Twenty-one girls were reunited with their families Sunday after being released by the Islamic extremist group, Boko Haram.
It has been more than two years since the young women have seen their loved ones.
"We never imagined that we would see this day but, with the help of God, we were able to come out of enslavement," one girl said.
"We thank God. I never thought I was going to see my daughter again, but here she is... Those who are still out there, may God bring them back to be reunited with their parents," one parent said.
According to BBC's report, one girl survived 40 days without food and narrowly escaped death at least once.
"We had no food for one month and 10 days but we did not die.

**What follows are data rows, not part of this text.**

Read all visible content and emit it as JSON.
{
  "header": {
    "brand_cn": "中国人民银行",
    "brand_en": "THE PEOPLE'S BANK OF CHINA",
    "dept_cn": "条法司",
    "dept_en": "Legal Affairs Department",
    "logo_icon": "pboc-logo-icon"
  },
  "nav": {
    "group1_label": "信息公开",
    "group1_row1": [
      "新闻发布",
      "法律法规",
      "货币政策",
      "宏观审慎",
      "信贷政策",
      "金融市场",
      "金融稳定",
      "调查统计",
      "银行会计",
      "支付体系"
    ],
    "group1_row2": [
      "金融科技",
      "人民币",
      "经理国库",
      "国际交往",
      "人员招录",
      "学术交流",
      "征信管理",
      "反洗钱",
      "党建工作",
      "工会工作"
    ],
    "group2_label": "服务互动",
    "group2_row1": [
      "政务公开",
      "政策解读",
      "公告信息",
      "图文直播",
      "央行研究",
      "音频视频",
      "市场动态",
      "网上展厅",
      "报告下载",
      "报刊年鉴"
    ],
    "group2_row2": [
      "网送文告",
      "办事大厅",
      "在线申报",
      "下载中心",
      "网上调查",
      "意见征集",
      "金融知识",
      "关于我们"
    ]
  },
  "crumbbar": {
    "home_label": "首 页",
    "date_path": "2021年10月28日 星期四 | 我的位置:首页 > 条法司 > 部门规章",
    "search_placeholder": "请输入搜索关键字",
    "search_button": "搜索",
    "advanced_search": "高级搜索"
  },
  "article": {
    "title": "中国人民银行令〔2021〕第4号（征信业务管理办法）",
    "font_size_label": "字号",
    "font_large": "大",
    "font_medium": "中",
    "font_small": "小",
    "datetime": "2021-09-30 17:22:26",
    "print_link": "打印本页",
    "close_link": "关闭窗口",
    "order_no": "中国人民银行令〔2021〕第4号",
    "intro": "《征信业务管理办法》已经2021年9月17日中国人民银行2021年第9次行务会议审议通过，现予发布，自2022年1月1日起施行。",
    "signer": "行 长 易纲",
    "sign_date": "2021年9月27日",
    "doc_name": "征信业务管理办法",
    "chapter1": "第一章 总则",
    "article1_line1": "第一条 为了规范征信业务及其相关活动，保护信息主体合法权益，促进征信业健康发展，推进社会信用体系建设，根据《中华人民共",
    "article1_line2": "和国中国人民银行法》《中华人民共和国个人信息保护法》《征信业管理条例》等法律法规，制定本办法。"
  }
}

We thank God," one of the rescued Chibok girls said, speaking in the local Hausa language.
Of the nearly 300 girls that were kidnapped in April 2014, 197 are still missing. Many of the kidnapped girls were reportedly Christian but were forced to convert to Islam during their captivity.
Nigerian authorities denied reports that captured Boko Haram fighters were swapped for the girls. One security official told the BBC that four commanders had been freed.
The Associated Press also reported that a "handsome ransom" in the millions of dollars was paid by the Swiss government on behalf of the Nigerian government.
Meanwhile, Nigeria Information Minister Lai Mohammed said Thursday's release was "the first step" in freeing all the remaining girls.
"Already we are on phase two and we are already in discussions," he said Sunday.
Some girls have died in captivity.